 So, going back to the beginning of this article and the FPSO, a bewildering number of types of craft have been briefly described, and the success or requirement for almost all of them relates to the requirement for the industry to be able to drill and recover hydrocarbons from deep water, particularly in the North Sea and the South Atlantic.

 Listing the marine activities which must be fulfilled if the operators are going to be successful in their endeavours; initially extremely large and sophisticated seismic vessels are required, light years away from the ex-trawlers which were pressed into service in the 60s and 70s, then extremely large anchor-handlers will be required in order to moor semi-submersibles in water depths of up to 6000 feet, and possibly in adverse weather conditions, then even larger vessels will be required to install the subsea templates, flow lines and moorings for the FPSO, and then the anchor-handlers will be needed again in order to connect the FPSO, then the super standby vessels are required in order to provide assistance for the tankers during connection and while connected, and then the amazing work-over vessels are needed in order to avoid mooring the semi-submersibles over the wells again.
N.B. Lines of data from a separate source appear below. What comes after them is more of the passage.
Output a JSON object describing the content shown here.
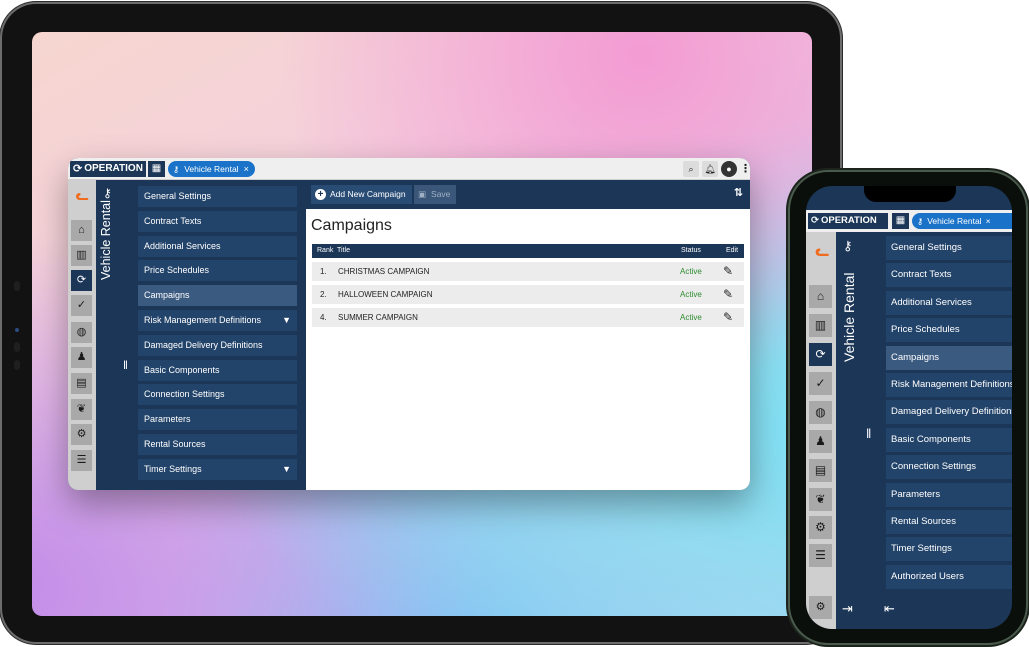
{
  "tablet": {
    "topbar": {
      "brand": "OPERATION",
      "grid_icon": "apps-grid-icon",
      "tab_label": "Vehicle Rental",
      "tab_close": "×",
      "icons": [
        "search-icon",
        "bell-icon",
        "user-icon",
        "more-icon"
      ]
    },
    "module_title": "Vehicle Rental",
    "menu": [
      {
        "label": "General Settings"
      },
      {
        "label": "Contract Texts"
      },
      {
        "label": "Additional Services"
      },
      {
        "label": "Price Schedules"
      },
      {
        "label": "Campaigns",
        "active": true
      },
      {
        "label": "Risk Management Definitions",
        "expandable": true
      },
      {
        "label": "Damaged Delivery Definitions"
      },
      {
        "label": "Basic Components"
      },
      {
        "label": "Connection Settings"
      },
      {
        "label": "Parameters"
      },
      {
        "label": "Rental Sources"
      },
      {
        "label": "Timer Settings",
        "expandable": true
      }
    ],
    "toolbar": {
      "add_label": "Add New Campaign",
      "save_label": "Save"
    },
    "page_title": "Campaigns",
    "table": {
      "columns": [
        "Rank",
        "Title",
        "Status",
        "Edit"
      ],
      "rows": [
        {
          "rank": "1.",
          "title": "CHRISTMAS CAMPAIGN",
          "status": "Active"
        },
        {
          "rank": "2.",
          "title": "HALLOWEEN CAMPAIGN",
          "status": "Active"
        },
        {
          "rank": "4.",
          "title": "SUMMER CAMPAIGN",
          "status": "Active"
        }
      ]
    }
  },
  "phone": {
    "brand": "OPERATION",
    "tab_label": "Vehicle Rental",
    "tab_close": "×",
    "module_title": "Vehicle Rental",
    "menu": [
      {
        "label": "General Settings"
      },
      {
        "label": "Contract Texts"
      },
      {
        "label": "Additional Services"
      },
      {
        "label": "Price Schedules"
      },
      {
        "label": "Campaigns",
        "active": true
      },
      {
        "label": "Risk Management Definitions"
      },
      {
        "label": "Damaged Delivery Definitions"
      },
      {
        "label": "Basic Components"
      },
      {
        "label": "Connection Settings"
      },
      {
        "label": "Parameters"
      },
      {
        "label": "Rental Sources"
      },
      {
        "label": "Timer Settings"
      },
      {
        "label": "Authorized Users"
      }
    ]
  },
  "colors": {
    "navy": "#1b3657",
    "menu_item": "#23446a",
    "active_item": "#3b5a80",
    "chip_blue": "#1a73c8",
    "status_green": "#2e8b2e",
    "brand_orange": "#ef6b1e"
  }
}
 It is no wonder that the oil industry accountants see the whole think as something of a high risk venture, and even small errors can multiply into major disasters. It is rumoured that during a recent FPSO positioning, the winch on board was not provided with quite enough capacity to accommodate the length of mooring wire which had to be recovered. As a result the vessel and its attendant anchor-handlers had to retire to sheltered waters so that modifications could be carried out. The weather deteriorated, and it was some time before they could all get back into the field and complete the job. The actual cost of this delay in pounds sterling per day was so high that it made one realise the value of the potential rewards.
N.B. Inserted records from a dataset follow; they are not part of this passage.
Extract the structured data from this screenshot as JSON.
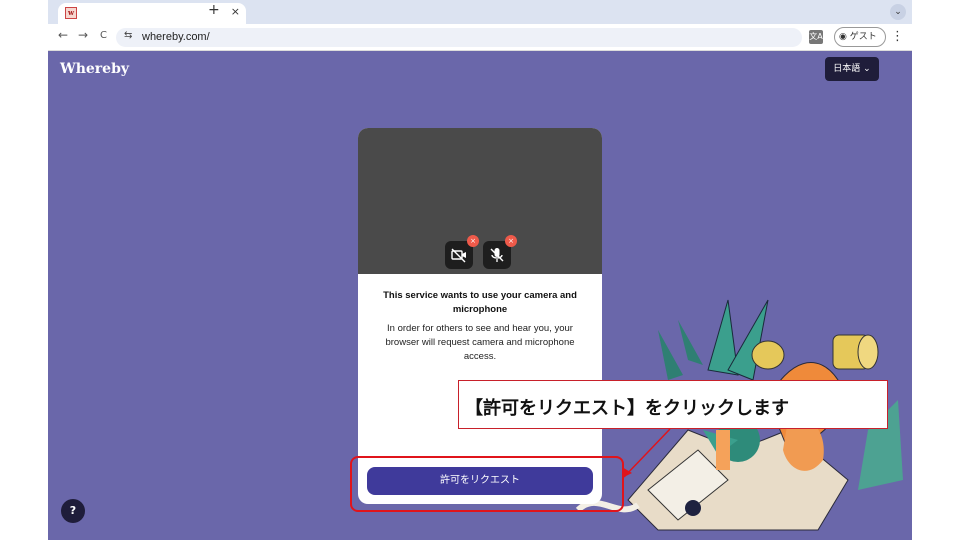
{
  "browser": {
    "favicon_letter": "w",
    "tab_close": "×",
    "new_tab": "+",
    "tabs_menu": "⌄",
    "back": "←",
    "forward": "→",
    "reload": "C",
    "site_info": "⇆",
    "url": "whereby.com/",
    "translate": "文A",
    "guest_label": "ゲスト",
    "menu": "⋮"
  },
  "page": {
    "logo": "Whereby",
    "language_button": "日本語 ⌄",
    "help_button": "?"
  },
  "dialog": {
    "title": "This service wants to use your camera and microphone",
    "body": "In order for others to see and hear you, your browser will request camera and microphone access.",
    "request_button": "許可をリクエスト",
    "camera_badge": "×",
    "mic_badge": "×"
  },
  "annotation": {
    "callout_text": "【許可をリクエスト】をクリックします",
    "highlight_color": "#e0141b"
  },
  "colors": {
    "page_bg": "#6a67aa",
    "button_bg": "#3f3a9b",
    "preview_bg": "#4a4a4a",
    "error_badge": "#ef5a4a"
  }
}
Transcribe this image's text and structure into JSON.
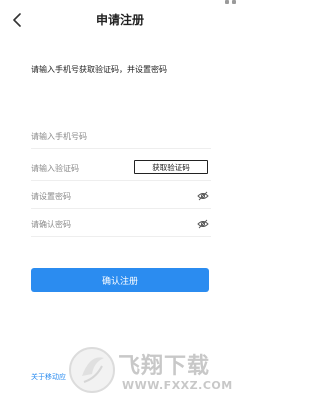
{
  "header": {
    "title": "申请注册",
    "back_icon": "chevron-left-icon"
  },
  "instruction": "请输入手机号获取验证码，并设置密码",
  "fields": {
    "phone_placeholder": "请输入手机号码",
    "code_placeholder": "请输入验证码",
    "get_code_label": "获取验证码",
    "password_placeholder": "请设置密码",
    "confirm_placeholder": "请确认密码",
    "password_icon": "eye-off-icon"
  },
  "submit_label": "确认注册",
  "footer_link": "关于移动应",
  "watermark": {
    "text_cn": "飞翔下载",
    "text_en": "WWW.FXXZ.COM"
  },
  "colors": {
    "accent": "#2b8cf0",
    "text_primary": "#222222",
    "placeholder": "#8a8a8a",
    "divider": "#eeeeee",
    "watermark": "#c8c8c8"
  }
}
 If all this seems like too much work then one should look on the bright side and realise that once one has drilled the hole, in general the stuff comes up to the surface all of its own accord. It has the same sort of energy quotient as coal, and to get coal out of the ground you have to send people down to do it.

 On the downside it might be worth quoting the words of the Petrobras Operations Director who spoke at the Deep Water Mooring Conference in Aberdeen in 1996. "Remember" he said "no situation is so bad that it can't get worse".

 Vic Gibson 1998




Deepwater Horizon -The President's Report
Deepwater Horizon - The Progess of the Event

The KULLUK Grounding
The Costa Concordia Report
The Costa Concordia Grounding
The Elgin Gas Leak
The Loss of the Normand Rough
The Bourbon Dolphin Accident
The Loss of the Stevns Power
Another Marine Disaster
Something About the P36
The Cormorant Alpha Accident
The Ocean Ranger Disaster
The Loss of the Ocean Express

The Life of the Oil Mariner
Offshore Technology and the Kursk
The Sovereign Explorer and the Black Marlin

Safety Case and SEMS
Practical Safety Case Development
Preventing Fires and Explosions Offshore
The ALARP Demonstration
PFEER, DCR and Verification
PFEER and the Dacon Scoop
Human Error and Heavy Weather Damage
Lifeboats & Offshore Installations
More about PFEER
The Offshore Safety Regime - Fit for the Next Decade
The Safety Case and its Future
Collision Risk Management
Shuttle Tanker Collisions
A Good Prospect of Recovery

The History of the UT 704
The Peterhead Connection
Goodbye Kiss
Uses for New Ships
Supporting Deepwater Drilling
Jack-up Moving - An Overview
Seismic Surveying
Breaking the Ice
Tank Cleaning and the Environment
More about Mud Tank Cleaning
Tank Cleaning in 2004
Glossary of Terms

An Unusual Investigation
Gaia and Oil Pollution
The True Price of Oil
Icebergs and Anchor-Handlers
Atlantic SOS
The Greatest Influence
How It Used to Be
Homemade Pizza
Goodbye Far Turbot
The Ship Manager
Running Aground
A Cook's Tale
Navigating the Channel
The Captain's Letter

The Sealaunch Project
Ghost Ships of Hartlepool
Beam Him Up Scotty
The Bilbao OSV Conference